I think it was the second last time I saw my grandpa which was my most memorable time with him. Despite all the time we spent walking the woods behind his house searching for antlers, or playing around his backyard or tool sheds when I was younger, and all the great memories, on this visit I paid a bit more attention to a grandfather I felt was getting up there in years and whom may not be around much longer. We talked a bit about life and such and he told me that he had very few regrets in life, one of which was not travelling and seeing more of the world. He told me that a group from his area would go out West every year when he was younger and help with the harvests and he went one time and loved it. He would have liked to have spent more time out there and maybe even have moved out there. He told me that he was happy for Robyn and I to have taken a chance and moved out to Nova Scotia, he said that the opportunity to do things like that, to get up and transplant, don’t come along very often. While he wished he would hove moved West, he said if he did that he never would have met my grandma. Grandpa shared with me that the key to his marriage was being friends with my grandma, and he should know, their marriage lasted 62 years.

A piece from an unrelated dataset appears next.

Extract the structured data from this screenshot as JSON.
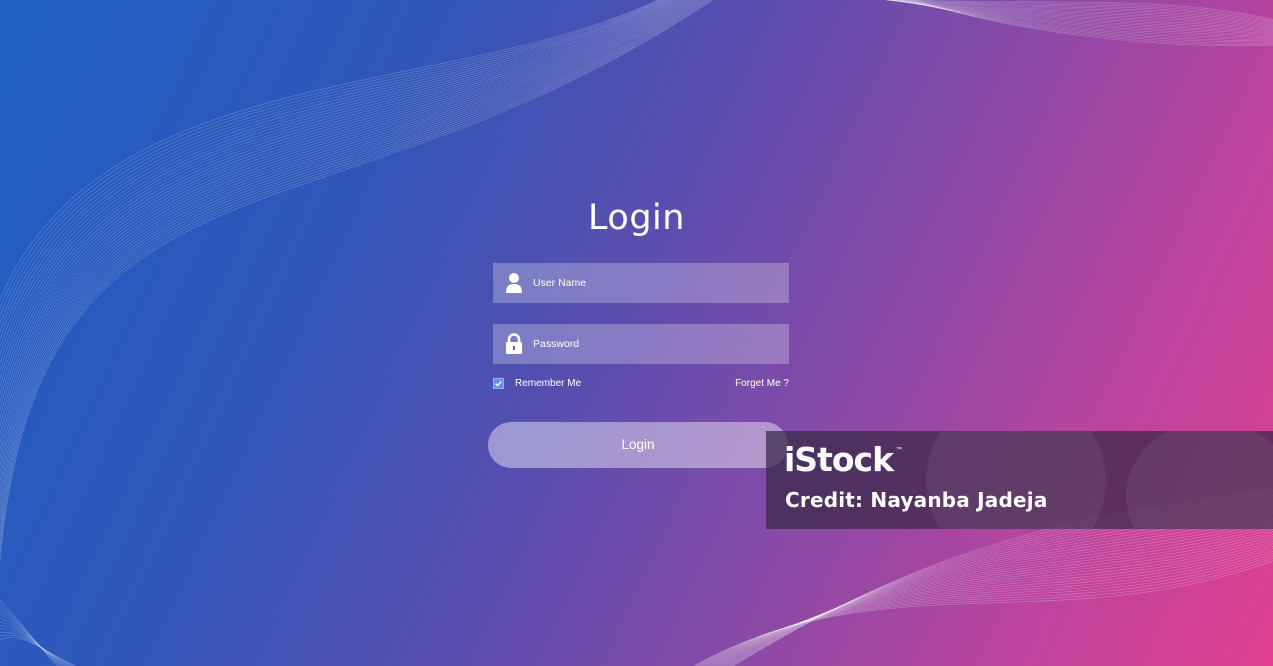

During this visit, we took a little trip out to see a church with a stained glass window dedicated to my great, great, uncle, and from that came my most memorable experience with my grandpa. We came across the guy who purchased a truck from my grandpa’s father many years ago and still had it. It was a 1947 Ford F-47 pickup truck, still painted green as it was off the factory floor with ‘H.E. Weyler’ (my great grandfather was Harold Eugene Weyler) painted on the side, barely visible. To see my grandfather’s reaction to the truck was amazing. You could see him reminisce about his own father, and maybe a bit about life in general. I wish we could have bought that truck right then and there and frankly I still want that truck. I had grandpa sit in the truck for a couple pictures. He was wearing the perfect hat for the occasion too, as if we were planning a photo shoot. I admit that I don’t have many photos of my grandparents, but the few I got that day will be a treasured possession of mine for the rest of my life. I never felt a photo has embodied a man more than the couple I took that day. If I didn’t understand the full value of a photo before that day, I do now.
As we get older, and people and events in our life fade into the back of our minds and memories become harder and harder to access, we run the risk of forgetting entirely. If you have a family photo album I am sure you have looked at an old photo and triggered a memory of a person, place, or thing. Our mind just needs a little help getting to the memories at times, and photos are bridge to get us there. I love looking back at old photos and keeping memories alive. My daughter will never meet her great grandfather, but I can guarantee you she will know that he was a great man, a kind man, the best of all people.
Grandpa I miss you, I love you
Here are some photos of my grandpa.